◆ **Goal of the exercise**
From the entries below, return every line that includes the word "JSON".

Dataset rows for apps and sites
☆ ☆ ☆

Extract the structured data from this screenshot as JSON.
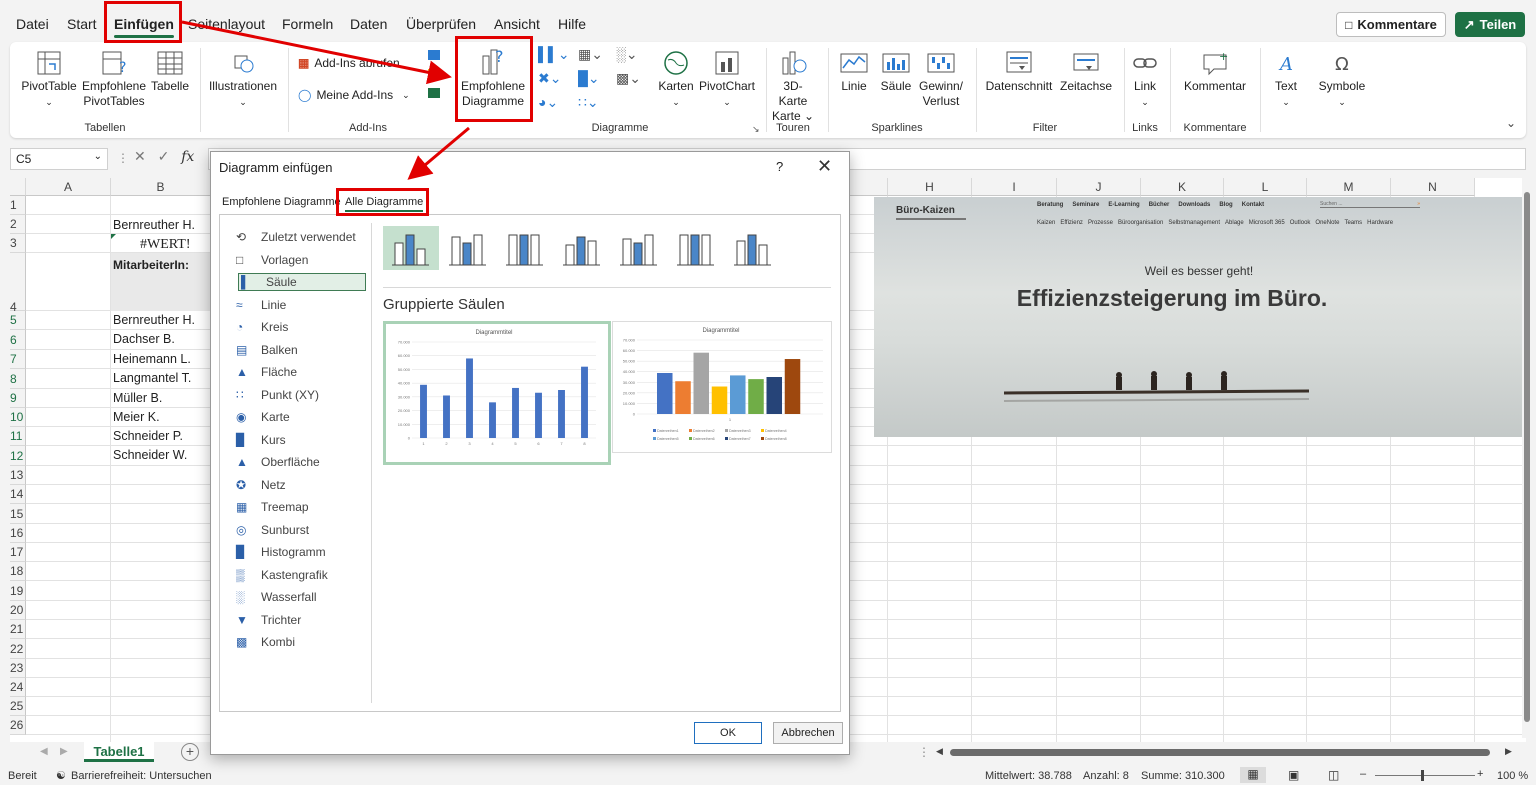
{
  "menu": {
    "tabs": [
      "Datei",
      "Start",
      "Einfügen",
      "Seitenlayout",
      "Formeln",
      "Daten",
      "Überprüfen",
      "Ansicht",
      "Hilfe"
    ],
    "active_tab": "Einfügen",
    "kommentare": "Kommentare",
    "teilen": "Teilen"
  },
  "ribbon": {
    "pivottable": "PivotTable",
    "empf_pivot": "Empfohlene PivotTables",
    "tabelle": "Tabelle",
    "illustrationen": "Illustrationen",
    "addins_abrufen": "Add-Ins abrufen",
    "meine_addins": "Meine Add-Ins",
    "empf_diagramme": "Empfohlene Diagramme",
    "karten": "Karten",
    "pivotchart": "PivotChart",
    "karte3d": "3D-Karte",
    "linie": "Linie",
    "saeule": "Säule",
    "gewinn": "Gewinn/ Verlust",
    "datenschnitt": "Datenschnitt",
    "zeitachse": "Zeitachse",
    "link": "Link",
    "kommentar": "Kommentar",
    "text": "Text",
    "symbole": "Symbole",
    "groups": {
      "tabellen": "Tabellen",
      "addins": "Add-Ins",
      "diagramme": "Diagramme",
      "touren": "Touren",
      "sparklines": "Sparklines",
      "filter": "Filter",
      "links": "Links",
      "kommentare": "Kommentare"
    }
  },
  "formula_bar": {
    "name_box": "C5",
    "fx": "fx"
  },
  "columns": [
    "A",
    "B",
    "C",
    "D",
    "E",
    "F",
    "G",
    "H",
    "I",
    "J",
    "K",
    "L",
    "M",
    "N"
  ],
  "rows": [
    "1",
    "2",
    "3",
    "4",
    "5",
    "6",
    "7",
    "8",
    "9",
    "10",
    "11",
    "12",
    "13",
    "14",
    "15",
    "16",
    "17",
    "18",
    "19",
    "20",
    "21",
    "22",
    "23",
    "24",
    "25",
    "26"
  ],
  "cells": {
    "b2": "Bernreuther H.",
    "b3": "#WERT!",
    "b4": "MitarbeiterIn:",
    "names": [
      "Bernreuther H.",
      "Dachser B.",
      "Heinemann L.",
      "Langmantel T.",
      "Müller B.",
      "Meier K.",
      "Schneider P.",
      "Schneider W."
    ]
  },
  "website": {
    "logo": "Büro-Kaizen",
    "nav1": [
      "Beratung",
      "Seminare",
      "E-Learning",
      "Bücher",
      "Downloads",
      "Blog",
      "Kontakt"
    ],
    "search_placeholder": "Suchen ...",
    "nav2": [
      "Kaizen",
      "Effizienz",
      "Prozesse",
      "Büroorganisation",
      "Selbstmanagement",
      "Ablage",
      "Microsoft 365",
      "Outlook",
      "OneNote",
      "Teams",
      "Hardware"
    ],
    "tagline": "Weil es besser geht!",
    "headline": "Effizienzsteigerung im Büro."
  },
  "dialog": {
    "title": "Diagramm einfügen",
    "help": "?",
    "tab_recommended": "Empfohlene Diagramme",
    "tab_all": "Alle Diagramme",
    "categories": [
      "Zuletzt verwendet",
      "Vorlagen",
      "Säule",
      "Linie",
      "Kreis",
      "Balken",
      "Fläche",
      "Punkt (XY)",
      "Karte",
      "Kurs",
      "Oberfläche",
      "Netz",
      "Treemap",
      "Sunburst",
      "Histogramm",
      "Kastengrafik",
      "Wasserfall",
      "Trichter",
      "Kombi"
    ],
    "selected_category": "Säule",
    "subtype_title": "Gruppierte Säulen",
    "preview_title": "Diagrammtitel",
    "ok": "OK",
    "cancel": "Abbrechen"
  },
  "chart_data": [
    {
      "type": "bar",
      "title": "Diagrammtitel",
      "categories": [
        "1",
        "2",
        "3",
        "4",
        "5",
        "6",
        "7",
        "8"
      ],
      "values": [
        38788,
        31000,
        58000,
        26000,
        36500,
        33000,
        35000,
        52000
      ],
      "ylim": [
        0,
        70000
      ],
      "yticks": [
        "0",
        "10.000",
        "20.000",
        "30.000",
        "40.000",
        "50.000",
        "60.000",
        "70.000"
      ]
    },
    {
      "type": "bar",
      "title": "Diagrammtitel",
      "categories": [
        "1"
      ],
      "series": [
        {
          "name": "Datenreihen1",
          "values": [
            38788
          ]
        },
        {
          "name": "Datenreihen2",
          "values": [
            31000
          ]
        },
        {
          "name": "Datenreihen3",
          "values": [
            58000
          ]
        },
        {
          "name": "Datenreihen4",
          "values": [
            26000
          ]
        },
        {
          "name": "Datenreihen5",
          "values": [
            36500
          ]
        },
        {
          "name": "Datenreihen6",
          "values": [
            33000
          ]
        },
        {
          "name": "Datenreihen7",
          "values": [
            35000
          ]
        },
        {
          "name": "Datenreihen8",
          "values": [
            52000
          ]
        }
      ],
      "ylim": [
        0,
        70000
      ],
      "yticks": [
        "0",
        "10.000",
        "20.000",
        "30.000",
        "40.000",
        "50.000",
        "60.000",
        "70.000"
      ],
      "colors": [
        "#4472c4",
        "#ed7d31",
        "#a5a5a5",
        "#ffc000",
        "#5b9bd5",
        "#70ad47",
        "#264478",
        "#9e480e"
      ]
    }
  ],
  "sheet": {
    "tab": "Tabelle1"
  },
  "status": {
    "bereit": "Bereit",
    "barriere": "Barrierefreiheit: Untersuchen",
    "mittelwert": "Mittelwert: 38.788",
    "anzahl": "Anzahl: 8",
    "summe": "Summe: 310.300",
    "zoom": "100 %"
  },
  "colors": {
    "excel_green": "#1e7145",
    "annotation_red": "#e10000",
    "bar_blue": "#4472c4"
  }
}
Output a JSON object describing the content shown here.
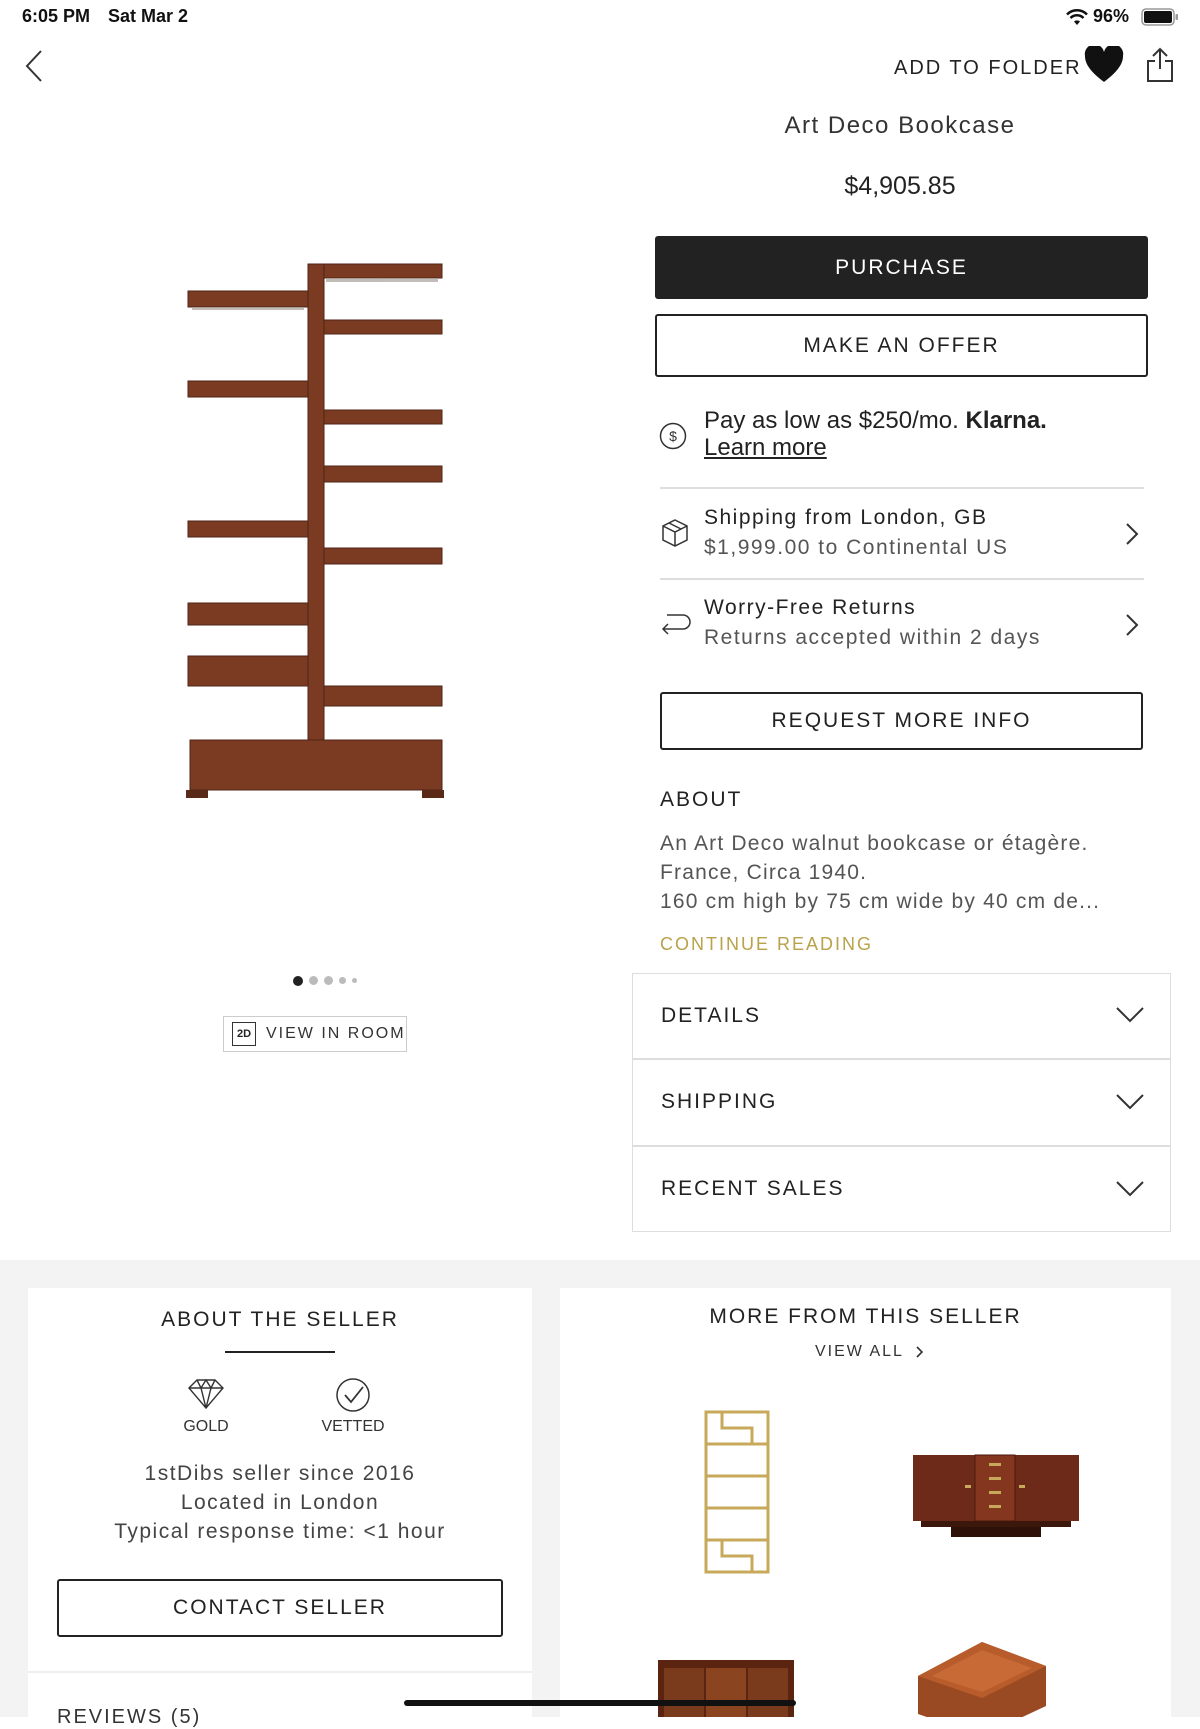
{
  "status_bar": {
    "time": "6:05 PM",
    "date": "Sat Mar 2",
    "battery": "96%"
  },
  "header": {
    "add_to_folder": "ADD TO FOLDER"
  },
  "product": {
    "title": "Art Deco Bookcase",
    "price": "$4,905.85",
    "purchase_label": "PURCHASE",
    "offer_label": "MAKE AN OFFER"
  },
  "klarna": {
    "text": "Pay as low as $250/mo.",
    "brand": "Klarna.",
    "link": "Learn more"
  },
  "shipping_row": {
    "title": "Shipping from London, GB",
    "subtitle": "$1,999.00 to Continental US"
  },
  "returns_row": {
    "title": "Worry-Free Returns",
    "subtitle": "Returns accepted within 2 days"
  },
  "request_info_label": "REQUEST MORE INFO",
  "about": {
    "heading": "ABOUT",
    "line1": "An Art Deco walnut bookcase or étagère.",
    "line2": "France, Circa 1940.",
    "line3": "160 cm high by 75 cm wide by 40 cm de...",
    "continue": "CONTINUE READING"
  },
  "gallery": {
    "view_in_room_badge": "2D",
    "view_in_room": "VIEW IN ROOM",
    "dot_count": 5,
    "active_dot": 0
  },
  "accordions": [
    {
      "label": "DETAILS"
    },
    {
      "label": "SHIPPING"
    },
    {
      "label": "RECENT SALES"
    }
  ],
  "seller": {
    "heading": "ABOUT THE SELLER",
    "badges": [
      {
        "label": "GOLD",
        "icon": "diamond-icon"
      },
      {
        "label": "VETTED",
        "icon": "check-circle-icon"
      }
    ],
    "since": "1stDibs seller since 2016",
    "location": "Located in London",
    "response": "Typical response time: <1 hour",
    "contact_label": "CONTACT SELLER",
    "reviews": "REVIEWS (5)"
  },
  "more_from_seller": {
    "heading": "MORE FROM THIS SELLER",
    "view_all": "VIEW ALL"
  },
  "colors": {
    "accent_gold": "#b9a24a",
    "wood": "#7a3b22",
    "dark": "#222222",
    "brass": "#c8a85a"
  }
}
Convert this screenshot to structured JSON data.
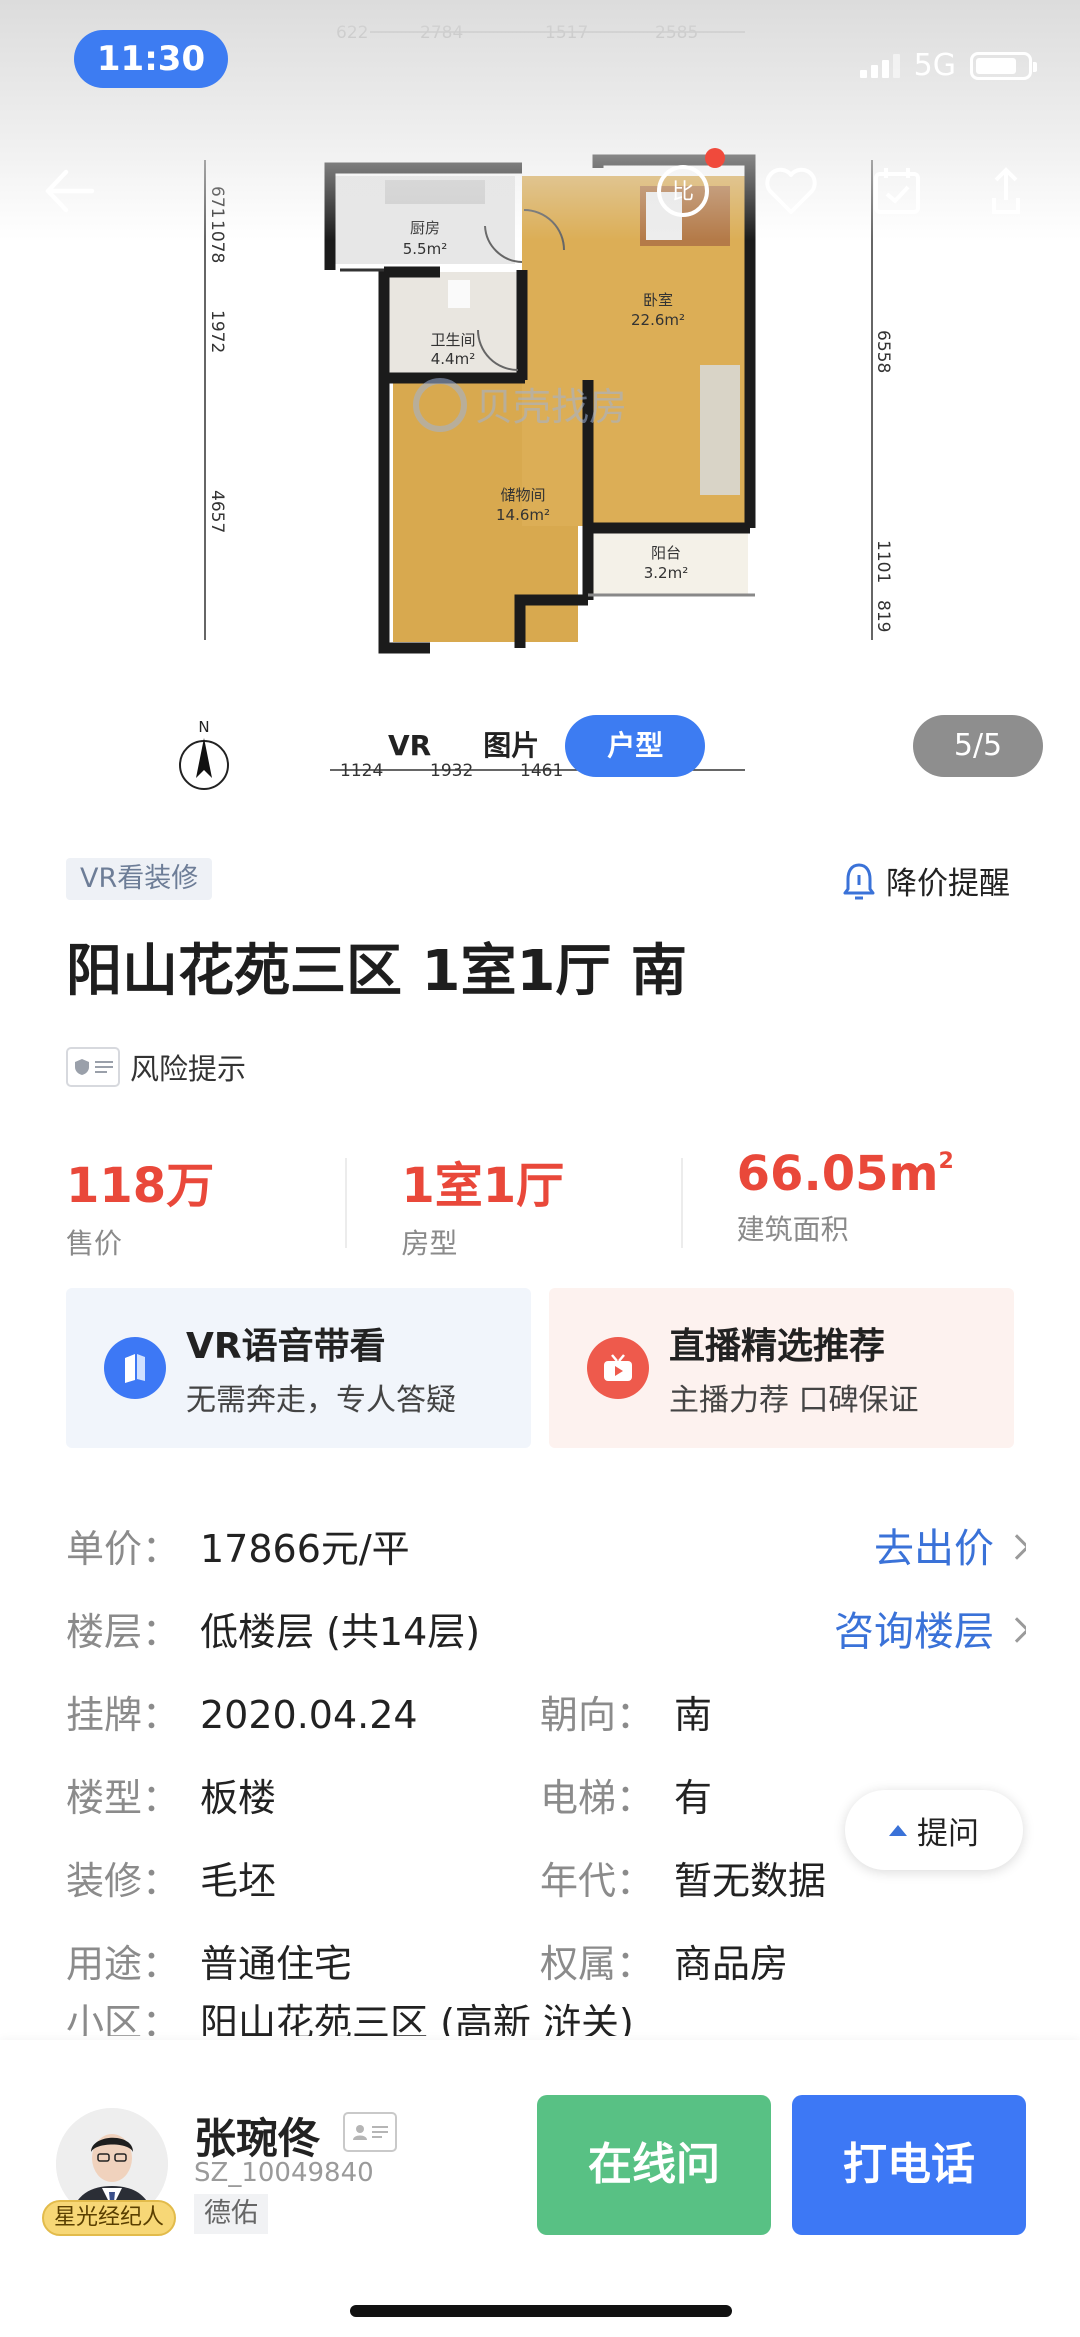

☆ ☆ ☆

◆ **Answer section**
Extract the structured data from this screenshot as JSON.
Output a JSON object describing the content shown here.
Convert this screenshot to structured JSON data.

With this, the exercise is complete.